Religion, Politics, and Vegetarians

Never discuss religion, politics or your meat preferences. This is what I have learned.

The ease of being a Vegetarian on this trip ebbs and flows. For some reason, over the last couple of weeks it’s been really tough. Lately, Ive wanted to disapear at meal times. I would prefer to be neither seen nor heard. That way I can eat without constant comments about what is on (or off) my plate. But sadly, as you break bread at least 3 times a day, food choices come up a lot. And what Im realizing is this:  It doesnt matter if youre keeping your veggie preferences to yourself, if everyone else at the table is eating a steak, and you are eating a salad…well, then you are a jerk.

That’s not the case everywhere. There are certain places, where it is perfectly fine to be fancy free and vegetarian. It is not at all threatening to the meat eater that you choose to abstain. But that is not national rule of thumb. There are other places in the country where your lack of meat ingestion is a personal stain on the integrity of the dinner table, or the state. There are places where I have had to sit through long lectures about how the way I choose to eat is not right, how a friend used to be a vegetarian but then came to their senses, how other people love animals but they are willing to see “the truth”. Most of these comments are stemming from an already set opinion of Vegetarians…and now, of me. (Or so it feels…)  So any discussion, Ive found, is futile.

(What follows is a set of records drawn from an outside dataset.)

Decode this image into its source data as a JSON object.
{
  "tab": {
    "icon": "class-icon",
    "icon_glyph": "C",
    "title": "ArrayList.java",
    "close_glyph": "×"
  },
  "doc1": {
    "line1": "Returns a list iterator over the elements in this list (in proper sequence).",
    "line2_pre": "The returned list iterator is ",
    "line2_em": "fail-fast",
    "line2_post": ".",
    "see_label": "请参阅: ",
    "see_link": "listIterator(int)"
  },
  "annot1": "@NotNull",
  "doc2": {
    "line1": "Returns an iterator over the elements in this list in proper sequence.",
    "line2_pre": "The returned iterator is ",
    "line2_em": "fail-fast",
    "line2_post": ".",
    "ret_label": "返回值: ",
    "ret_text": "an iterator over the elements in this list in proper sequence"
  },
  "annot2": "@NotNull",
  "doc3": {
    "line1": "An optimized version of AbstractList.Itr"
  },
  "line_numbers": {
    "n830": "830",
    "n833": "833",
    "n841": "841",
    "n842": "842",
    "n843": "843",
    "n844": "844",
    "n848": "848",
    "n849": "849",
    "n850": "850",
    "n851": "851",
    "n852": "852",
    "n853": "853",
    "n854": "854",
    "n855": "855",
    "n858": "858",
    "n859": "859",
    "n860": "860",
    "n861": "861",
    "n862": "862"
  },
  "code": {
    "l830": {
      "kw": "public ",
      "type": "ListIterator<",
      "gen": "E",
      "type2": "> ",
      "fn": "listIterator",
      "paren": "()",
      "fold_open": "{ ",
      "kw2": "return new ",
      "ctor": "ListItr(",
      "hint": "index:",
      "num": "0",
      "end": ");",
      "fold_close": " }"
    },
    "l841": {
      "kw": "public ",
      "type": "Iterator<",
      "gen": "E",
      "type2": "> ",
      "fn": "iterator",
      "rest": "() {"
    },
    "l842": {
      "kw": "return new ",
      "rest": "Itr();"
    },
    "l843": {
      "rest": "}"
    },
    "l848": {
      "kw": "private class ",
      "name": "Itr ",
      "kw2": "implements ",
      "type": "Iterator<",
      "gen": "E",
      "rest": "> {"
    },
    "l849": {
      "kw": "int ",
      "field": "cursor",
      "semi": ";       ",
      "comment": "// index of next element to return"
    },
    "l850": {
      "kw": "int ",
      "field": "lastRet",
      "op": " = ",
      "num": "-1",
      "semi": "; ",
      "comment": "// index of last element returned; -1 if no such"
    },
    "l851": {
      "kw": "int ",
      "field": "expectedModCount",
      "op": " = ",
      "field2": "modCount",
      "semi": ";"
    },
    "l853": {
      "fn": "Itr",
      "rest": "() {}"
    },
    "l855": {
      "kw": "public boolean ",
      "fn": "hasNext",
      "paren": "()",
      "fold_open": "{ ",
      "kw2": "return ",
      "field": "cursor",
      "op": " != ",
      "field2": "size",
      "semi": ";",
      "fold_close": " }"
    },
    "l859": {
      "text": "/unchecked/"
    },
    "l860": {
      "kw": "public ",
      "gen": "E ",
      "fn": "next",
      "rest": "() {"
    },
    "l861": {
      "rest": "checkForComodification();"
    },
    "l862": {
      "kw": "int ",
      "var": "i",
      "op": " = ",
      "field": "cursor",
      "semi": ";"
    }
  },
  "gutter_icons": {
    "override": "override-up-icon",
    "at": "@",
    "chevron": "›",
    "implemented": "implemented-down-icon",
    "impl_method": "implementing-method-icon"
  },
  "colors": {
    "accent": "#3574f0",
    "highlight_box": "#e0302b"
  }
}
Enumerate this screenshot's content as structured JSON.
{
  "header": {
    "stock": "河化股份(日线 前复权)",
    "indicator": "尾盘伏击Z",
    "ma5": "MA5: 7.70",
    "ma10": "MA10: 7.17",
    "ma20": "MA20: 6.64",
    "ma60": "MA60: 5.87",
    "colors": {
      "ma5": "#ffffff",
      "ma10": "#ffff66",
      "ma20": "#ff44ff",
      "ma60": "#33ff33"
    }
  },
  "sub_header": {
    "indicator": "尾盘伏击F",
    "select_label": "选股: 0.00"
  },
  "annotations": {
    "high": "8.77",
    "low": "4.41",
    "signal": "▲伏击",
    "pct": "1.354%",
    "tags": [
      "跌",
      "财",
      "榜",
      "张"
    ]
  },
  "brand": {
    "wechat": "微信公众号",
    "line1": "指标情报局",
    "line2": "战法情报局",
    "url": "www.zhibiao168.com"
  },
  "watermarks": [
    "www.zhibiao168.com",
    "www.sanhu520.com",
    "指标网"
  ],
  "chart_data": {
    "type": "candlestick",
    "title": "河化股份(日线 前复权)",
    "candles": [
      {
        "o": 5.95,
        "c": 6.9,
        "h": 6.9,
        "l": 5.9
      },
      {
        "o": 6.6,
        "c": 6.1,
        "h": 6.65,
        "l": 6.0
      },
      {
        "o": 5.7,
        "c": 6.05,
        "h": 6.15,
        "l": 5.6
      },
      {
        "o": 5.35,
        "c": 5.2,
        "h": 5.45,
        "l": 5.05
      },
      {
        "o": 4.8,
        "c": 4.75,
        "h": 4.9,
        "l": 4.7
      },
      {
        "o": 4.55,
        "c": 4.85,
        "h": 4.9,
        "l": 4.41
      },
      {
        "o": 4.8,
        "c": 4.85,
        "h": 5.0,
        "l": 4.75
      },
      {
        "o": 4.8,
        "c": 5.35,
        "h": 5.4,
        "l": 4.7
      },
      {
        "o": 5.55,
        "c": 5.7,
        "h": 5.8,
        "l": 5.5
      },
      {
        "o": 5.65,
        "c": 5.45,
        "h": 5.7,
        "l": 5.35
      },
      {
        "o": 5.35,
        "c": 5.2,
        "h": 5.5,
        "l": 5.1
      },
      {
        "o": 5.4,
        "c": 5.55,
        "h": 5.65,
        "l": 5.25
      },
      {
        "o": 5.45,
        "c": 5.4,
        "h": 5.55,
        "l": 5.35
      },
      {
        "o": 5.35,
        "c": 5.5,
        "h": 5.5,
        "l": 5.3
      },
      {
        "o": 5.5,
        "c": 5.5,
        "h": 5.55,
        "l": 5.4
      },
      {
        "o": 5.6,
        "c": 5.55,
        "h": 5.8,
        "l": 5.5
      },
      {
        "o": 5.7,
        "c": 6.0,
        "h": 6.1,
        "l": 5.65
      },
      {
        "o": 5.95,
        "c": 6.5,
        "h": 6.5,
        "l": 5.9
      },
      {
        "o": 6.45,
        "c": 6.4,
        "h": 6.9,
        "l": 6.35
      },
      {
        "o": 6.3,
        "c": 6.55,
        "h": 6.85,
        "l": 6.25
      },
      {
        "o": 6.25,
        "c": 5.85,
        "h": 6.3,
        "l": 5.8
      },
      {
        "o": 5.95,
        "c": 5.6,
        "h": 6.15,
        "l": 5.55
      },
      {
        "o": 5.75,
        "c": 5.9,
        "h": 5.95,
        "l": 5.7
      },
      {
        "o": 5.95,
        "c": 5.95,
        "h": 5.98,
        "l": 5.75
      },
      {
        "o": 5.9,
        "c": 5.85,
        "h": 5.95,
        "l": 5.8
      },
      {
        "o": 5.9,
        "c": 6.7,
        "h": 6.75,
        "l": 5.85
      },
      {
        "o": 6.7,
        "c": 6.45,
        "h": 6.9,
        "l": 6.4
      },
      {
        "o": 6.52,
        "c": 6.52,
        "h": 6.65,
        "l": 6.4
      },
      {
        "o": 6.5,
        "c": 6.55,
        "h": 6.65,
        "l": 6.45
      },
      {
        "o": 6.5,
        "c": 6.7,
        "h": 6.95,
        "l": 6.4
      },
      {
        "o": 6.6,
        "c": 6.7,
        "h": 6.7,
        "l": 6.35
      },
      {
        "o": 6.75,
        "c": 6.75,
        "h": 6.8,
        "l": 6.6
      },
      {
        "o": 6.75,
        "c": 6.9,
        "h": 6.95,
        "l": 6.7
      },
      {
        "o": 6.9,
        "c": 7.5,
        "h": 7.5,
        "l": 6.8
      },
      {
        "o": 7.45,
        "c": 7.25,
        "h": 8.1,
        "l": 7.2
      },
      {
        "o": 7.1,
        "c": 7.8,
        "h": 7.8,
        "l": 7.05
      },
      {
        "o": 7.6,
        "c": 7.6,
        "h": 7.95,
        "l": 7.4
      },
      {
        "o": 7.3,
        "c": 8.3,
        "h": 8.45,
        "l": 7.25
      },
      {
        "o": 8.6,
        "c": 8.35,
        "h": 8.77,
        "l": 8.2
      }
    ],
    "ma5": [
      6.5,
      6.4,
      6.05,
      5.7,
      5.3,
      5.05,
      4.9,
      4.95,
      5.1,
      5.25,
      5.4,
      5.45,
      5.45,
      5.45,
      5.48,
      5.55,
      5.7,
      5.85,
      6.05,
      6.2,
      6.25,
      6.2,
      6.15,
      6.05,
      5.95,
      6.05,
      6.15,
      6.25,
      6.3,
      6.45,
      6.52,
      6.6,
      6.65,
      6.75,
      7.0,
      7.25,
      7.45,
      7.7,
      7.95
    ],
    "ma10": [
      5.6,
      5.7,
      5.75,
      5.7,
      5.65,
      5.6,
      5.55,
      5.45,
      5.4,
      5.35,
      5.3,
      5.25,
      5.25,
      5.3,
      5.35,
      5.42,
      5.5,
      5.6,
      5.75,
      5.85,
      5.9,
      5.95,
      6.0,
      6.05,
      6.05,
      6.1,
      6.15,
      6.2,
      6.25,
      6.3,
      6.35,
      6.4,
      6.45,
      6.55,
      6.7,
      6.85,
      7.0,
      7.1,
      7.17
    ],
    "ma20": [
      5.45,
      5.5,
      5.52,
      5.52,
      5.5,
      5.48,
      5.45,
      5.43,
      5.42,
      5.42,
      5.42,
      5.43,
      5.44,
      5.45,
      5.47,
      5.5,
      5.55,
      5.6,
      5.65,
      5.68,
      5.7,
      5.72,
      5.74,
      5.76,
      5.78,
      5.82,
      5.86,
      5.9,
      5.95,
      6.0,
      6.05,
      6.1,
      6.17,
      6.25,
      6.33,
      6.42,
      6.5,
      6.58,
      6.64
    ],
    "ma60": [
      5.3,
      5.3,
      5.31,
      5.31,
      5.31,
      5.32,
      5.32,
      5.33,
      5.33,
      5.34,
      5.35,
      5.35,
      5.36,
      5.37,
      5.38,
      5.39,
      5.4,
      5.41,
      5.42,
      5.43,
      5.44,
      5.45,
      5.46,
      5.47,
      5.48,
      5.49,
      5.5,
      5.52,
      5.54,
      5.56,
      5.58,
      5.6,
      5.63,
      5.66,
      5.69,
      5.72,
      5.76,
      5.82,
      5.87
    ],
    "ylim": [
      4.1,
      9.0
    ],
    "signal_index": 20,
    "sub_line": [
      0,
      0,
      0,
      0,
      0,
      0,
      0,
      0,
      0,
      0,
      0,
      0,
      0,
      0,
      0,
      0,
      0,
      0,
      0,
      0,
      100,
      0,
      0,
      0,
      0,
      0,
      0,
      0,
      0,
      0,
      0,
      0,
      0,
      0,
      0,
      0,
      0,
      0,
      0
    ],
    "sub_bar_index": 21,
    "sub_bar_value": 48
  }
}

Why is it so controversial to be a Vegetarian? For those of you who know me, I dont make my vegetarianism a point of vibrant display. Mine is a personal choice — not something that I expect, or tell anyone else to follow. And yet, as of late, I have taken quite an unsolicited beating for my uninterest in meat, and Im getting tired.

Now I will say that there are those kind souls who are totally neutral and really dont care what I eat. And to those people, I thank you. You must realize that at almost every stop on the trip my food preferences come into question, and you, most likely, feel that I deserve a break too. But Ive also met a lot of other people: the ones who want to change me, who think I will grow out of this foolish idea of not wanting to kill animals, the ones who think I am pretentious to turn down any type of food when others dont have that choice. I know Im lucky to be able to make that choice. And I also know Im lucky not to be born a cow, pig or lamb. And come on…you wouldnt question someone’s religious beliefs if it resulted in diet restrictions (ie. Kosher, Hallal). Why question mine?

So I propose a truce: I will continue to not judge your meal of choice at dinner, and how ’bout you let me eat in peace as well? And we can talk about something else. Anything you want — just not religion or politics.